When the shortage of face masks became a concern in early March, Erin Aguayo realized she could pitch in by making a few masks herself. But as the threat posed by COVID-19 quickly grew, Aguayo was thrust into a central role of obtaining fabrics and patterns for sewing the masks, and distributing those materials to the nearly 30 volunteers who joined the effort to create and distribute finished masks to those on the frontlines of essential services.
For several years, Aguayo has been involved with the Montpelier team of Days for Girls, an international volunteer organization that distributes washable menstruation pads for girls and women around the world. Days for Girls has 1,200 sewing chapters, teams, and clubs across the U.S.
“In Montpelier, our team has included about 25 to 30 participants. We have been able to respond to the immediate need for masks,” Aguayo said, “Because the sewers have the skill and machines, and Days for Girls had appropriate fabric available, it’s had a very flexible effect.”
It takes about 15 minutes to sew a mask, Aguayo said, and many volunteers are producing as many as 40 masks a day. Aguayo learned sewing from her mother, and her own children have pitched in to help with production.
For anyone planning a DIY mask, Aguayo cautions against cutting up a HEPA vacuum cleaner bag for use as an inserted filter. “Those filters are made of very fine fiberglass elements which are very dangerous to inhale,” she said. Paper towel sheets or paper coffee filters are preferred.

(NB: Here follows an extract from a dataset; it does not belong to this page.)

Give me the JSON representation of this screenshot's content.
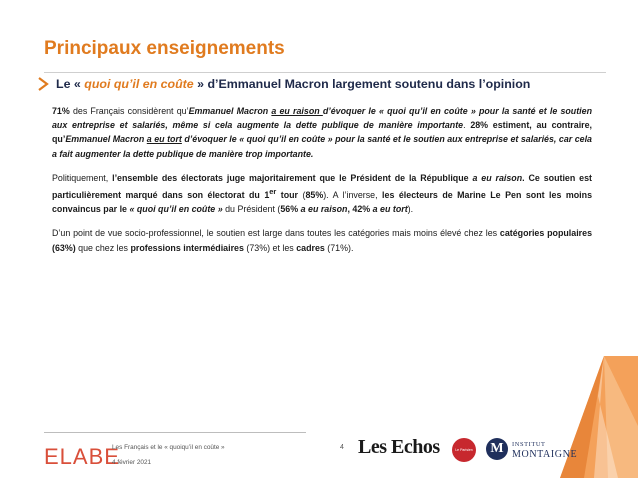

Aguayo, who has been sheltering at home with her family for nearly a month, said that people without sewing skills can still help with getting materials to those who are sewing masks and delivering finished masks to where they are needed. For more information, contact email@example.com